**Problem to solve**:
Word for word, retype each record shown below.

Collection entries

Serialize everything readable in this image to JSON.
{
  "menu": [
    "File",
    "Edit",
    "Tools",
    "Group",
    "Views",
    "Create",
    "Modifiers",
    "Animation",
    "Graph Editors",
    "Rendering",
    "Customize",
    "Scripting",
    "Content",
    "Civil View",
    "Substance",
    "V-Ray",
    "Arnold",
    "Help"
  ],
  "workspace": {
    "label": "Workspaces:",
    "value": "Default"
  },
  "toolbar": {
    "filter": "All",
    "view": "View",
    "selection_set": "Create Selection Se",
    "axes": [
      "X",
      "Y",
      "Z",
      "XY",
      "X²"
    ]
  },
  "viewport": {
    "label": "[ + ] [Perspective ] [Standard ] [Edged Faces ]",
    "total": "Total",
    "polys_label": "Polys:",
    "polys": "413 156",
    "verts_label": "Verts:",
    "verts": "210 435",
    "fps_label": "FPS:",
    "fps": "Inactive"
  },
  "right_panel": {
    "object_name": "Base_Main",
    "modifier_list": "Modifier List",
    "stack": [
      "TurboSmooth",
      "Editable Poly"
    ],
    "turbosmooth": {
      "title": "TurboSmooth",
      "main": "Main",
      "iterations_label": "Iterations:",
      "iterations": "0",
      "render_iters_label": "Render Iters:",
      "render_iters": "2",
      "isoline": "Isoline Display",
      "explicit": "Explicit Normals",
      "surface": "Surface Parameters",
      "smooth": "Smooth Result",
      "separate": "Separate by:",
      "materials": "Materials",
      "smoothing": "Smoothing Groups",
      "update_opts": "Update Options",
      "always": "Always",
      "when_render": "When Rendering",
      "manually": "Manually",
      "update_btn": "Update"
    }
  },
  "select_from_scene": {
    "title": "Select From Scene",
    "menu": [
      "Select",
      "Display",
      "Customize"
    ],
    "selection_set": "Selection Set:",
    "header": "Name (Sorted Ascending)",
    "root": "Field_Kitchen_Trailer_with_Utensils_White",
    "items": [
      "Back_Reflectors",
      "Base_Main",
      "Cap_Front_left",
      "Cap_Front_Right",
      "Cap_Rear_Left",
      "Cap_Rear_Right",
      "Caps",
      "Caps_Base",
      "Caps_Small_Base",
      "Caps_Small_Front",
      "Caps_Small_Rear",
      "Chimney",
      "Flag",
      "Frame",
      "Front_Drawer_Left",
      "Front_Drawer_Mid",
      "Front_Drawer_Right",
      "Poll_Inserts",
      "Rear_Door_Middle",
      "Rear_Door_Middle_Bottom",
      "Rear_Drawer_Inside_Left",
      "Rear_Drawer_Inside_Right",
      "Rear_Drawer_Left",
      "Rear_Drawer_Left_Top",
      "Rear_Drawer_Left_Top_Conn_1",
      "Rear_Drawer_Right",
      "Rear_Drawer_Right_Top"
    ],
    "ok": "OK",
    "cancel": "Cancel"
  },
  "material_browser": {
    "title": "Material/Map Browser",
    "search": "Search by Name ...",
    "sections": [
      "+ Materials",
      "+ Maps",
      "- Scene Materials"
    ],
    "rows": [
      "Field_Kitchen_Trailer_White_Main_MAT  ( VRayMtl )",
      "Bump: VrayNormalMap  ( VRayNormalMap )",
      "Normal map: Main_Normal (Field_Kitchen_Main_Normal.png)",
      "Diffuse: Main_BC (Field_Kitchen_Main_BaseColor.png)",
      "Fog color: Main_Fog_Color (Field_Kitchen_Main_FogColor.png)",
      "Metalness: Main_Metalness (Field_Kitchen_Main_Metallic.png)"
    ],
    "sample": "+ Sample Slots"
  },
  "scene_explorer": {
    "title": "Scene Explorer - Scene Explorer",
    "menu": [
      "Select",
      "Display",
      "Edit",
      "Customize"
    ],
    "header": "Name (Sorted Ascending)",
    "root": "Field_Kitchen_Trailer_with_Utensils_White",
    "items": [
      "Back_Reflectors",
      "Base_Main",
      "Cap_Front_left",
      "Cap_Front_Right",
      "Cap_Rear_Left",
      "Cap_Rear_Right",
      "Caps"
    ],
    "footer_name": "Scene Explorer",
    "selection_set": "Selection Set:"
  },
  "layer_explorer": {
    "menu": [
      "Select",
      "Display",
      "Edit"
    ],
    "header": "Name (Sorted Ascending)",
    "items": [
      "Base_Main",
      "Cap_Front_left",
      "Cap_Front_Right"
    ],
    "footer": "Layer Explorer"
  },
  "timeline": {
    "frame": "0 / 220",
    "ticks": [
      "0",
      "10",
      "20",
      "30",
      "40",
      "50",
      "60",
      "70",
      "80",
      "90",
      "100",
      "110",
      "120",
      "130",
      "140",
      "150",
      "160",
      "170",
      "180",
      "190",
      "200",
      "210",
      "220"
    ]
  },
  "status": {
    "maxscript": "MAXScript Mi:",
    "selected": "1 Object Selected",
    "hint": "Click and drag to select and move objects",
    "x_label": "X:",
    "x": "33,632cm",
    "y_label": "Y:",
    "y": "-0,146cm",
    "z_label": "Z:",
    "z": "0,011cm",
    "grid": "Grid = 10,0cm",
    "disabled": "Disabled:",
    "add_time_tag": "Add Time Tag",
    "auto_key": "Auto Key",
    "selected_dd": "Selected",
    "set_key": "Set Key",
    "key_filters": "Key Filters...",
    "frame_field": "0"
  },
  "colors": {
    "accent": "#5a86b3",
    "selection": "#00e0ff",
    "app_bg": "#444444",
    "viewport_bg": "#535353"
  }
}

**Reply to the task**:
Serialize everything readable in this image to JSON.
{
  "menu": [
    "File",
    "Edit",
    "Tools",
    "Group",
    "Views",
    "Create",
    "Modifiers",
    "Animation",
    "Graph Editors",
    "Rendering",
    "Customize",
    "Scripting",
    "Content",
    "Civil View",
    "Substance",
    "V-Ray",
    "Arnold",
    "Help"
  ],
  "workspace": {
    "label": "Workspaces:",
    "value": "Default"
  },
  "toolbar": {
    "filter": "All",
    "view": "View",
    "selection_set": "Create Selection Se",
    "axes": [
      "X",
      "Y",
      "Z",
      "XY",
      "X²"
    ]
  },
  "viewport": {
    "label": "[ + ] [Perspective ] [Standard ] [Edged Faces ]",
    "total": "Total",
    "polys_label": "Polys:",
    "polys": "413 156",
    "verts_label": "Verts:",
    "verts": "210 435",
    "fps_label": "FPS:",
    "fps": "Inactive"
  },
  "right_panel": {
    "object_name": "Base_Main",
    "modifier_list": "Modifier List",
    "stack": [
      "TurboSmooth",
      "Editable Poly"
    ],
    "turbosmooth": {
      "title": "TurboSmooth",
      "main": "Main",
      "iterations_label": "Iterations:",
      "iterations": "0",
      "render_iters_label": "Render Iters:",
      "render_iters": "2",
      "isoline": "Isoline Display",
      "explicit": "Explicit Normals",
      "surface": "Surface Parameters",
      "smooth": "Smooth Result",
      "separate": "Separate by:",
      "materials": "Materials",
      "smoothing": "Smoothing Groups",
      "update_opts": "Update Options",
      "always": "Always",
      "when_render": "When Rendering",
      "manually": "Manually",
      "update_btn": "Update"
    }
  },
  "select_from_scene": {
    "title": "Select From Scene",
    "menu": [
      "Select",
      "Display",
      "Customize"
    ],
    "selection_set": "Selection Set:",
    "header": "Name (Sorted Ascending)",
    "root": "Field_Kitchen_Trailer_with_Utensils_White",
    "items": [
      "Back_Reflectors",
      "Base_Main",
      "Cap_Front_left",
      "Cap_Front_Right",
      "Cap_Rear_Left",
      "Cap_Rear_Right",
      "Caps",
      "Caps_Base",
      "Caps_Small_Base",
      "Caps_Small_Front",
      "Caps_Small_Rear",
      "Chimney",
      "Flag",
      "Frame",
      "Front_Drawer_Left",
      "Front_Drawer_Mid",
      "Front_Drawer_Right",
      "Poll_Inserts",
      "Rear_Door_Middle",
      "Rear_Door_Middle_Bottom",
      "Rear_Drawer_Inside_Left",
      "Rear_Drawer_Inside_Right",
      "Rear_Drawer_Left",
      "Rear_Drawer_Left_Top",
      "Rear_Drawer_Left_Top_Conn_1",
      "Rear_Drawer_Right",
      "Rear_Drawer_Right_Top"
    ],
    "ok": "OK",
    "cancel": "Cancel"
  },
  "material_browser": {
    "title": "Material/Map Browser",
    "search": "Search by Name ...",
    "sections": [
      "+ Materials",
      "+ Maps",
      "- Scene Materials"
    ],
    "rows": [
      "Field_Kitchen_Trailer_White_Main_MAT  ( VRayMtl )",
      "Bump: VrayNormalMap  ( VRayNormalMap )",
      "Normal map: Main_Normal (Field_Kitchen_Main_Normal.png)",
      "Diffuse: Main_BC (Field_Kitchen_Main_BaseColor.png)",
      "Fog color: Main_Fog_Color (Field_Kitchen_Main_FogColor.png)",
      "Metalness: Main_Metalness (Field_Kitchen_Main_Metallic.png)"
    ],
    "sample": "+ Sample Slots"
  },
  "scene_explorer": {
    "title": "Scene Explorer - Scene Explorer",
    "menu": [
      "Select",
      "Display",
      "Edit",
      "Customize"
    ],
    "header": "Name (Sorted Ascending)",
    "root": "Field_Kitchen_Trailer_with_Utensils_White",
    "items": [
      "Back_Reflectors",
      "Base_Main",
      "Cap_Front_left",
      "Cap_Front_Right",
      "Cap_Rear_Left",
      "Cap_Rear_Right",
      "Caps"
    ],
    "footer_name": "Scene Explorer",
    "selection_set": "Selection Set:"
  },
  "layer_explorer": {
    "menu": [
      "Select",
      "Display",
      "Edit"
    ],
    "header": "Name (Sorted Ascending)",
    "items": [
      "Base_Main",
      "Cap_Front_left",
      "Cap_Front_Right"
    ],
    "footer": "Layer Explorer"
  },
  "timeline": {
    "frame": "0 / 220",
    "ticks": [
      "0",
      "10",
      "20",
      "30",
      "40",
      "50",
      "60",
      "70",
      "80",
      "90",
      "100",
      "110",
      "120",
      "130",
      "140",
      "150",
      "160",
      "170",
      "180",
      "190",
      "200",
      "210",
      "220"
    ]
  },
  "status": {
    "maxscript": "MAXScript Mi:",
    "selected": "1 Object Selected",
    "hint": "Click and drag to select and move objects",
    "x_label": "X:",
    "x": "33,632cm",
    "y_label": "Y:",
    "y": "-0,146cm",
    "z_label": "Z:",
    "z": "0,011cm",
    "grid": "Grid = 10,0cm",
    "disabled": "Disabled:",
    "add_time_tag": "Add Time Tag",
    "auto_key": "Auto Key",
    "selected_dd": "Selected",
    "set_key": "Set Key",
    "key_filters": "Key Filters...",
    "frame_field": "0"
  },
  "colors": {
    "accent": "#5a86b3",
    "selection": "#00e0ff",
    "app_bg": "#444444",
    "viewport_bg": "#535353"
  }
}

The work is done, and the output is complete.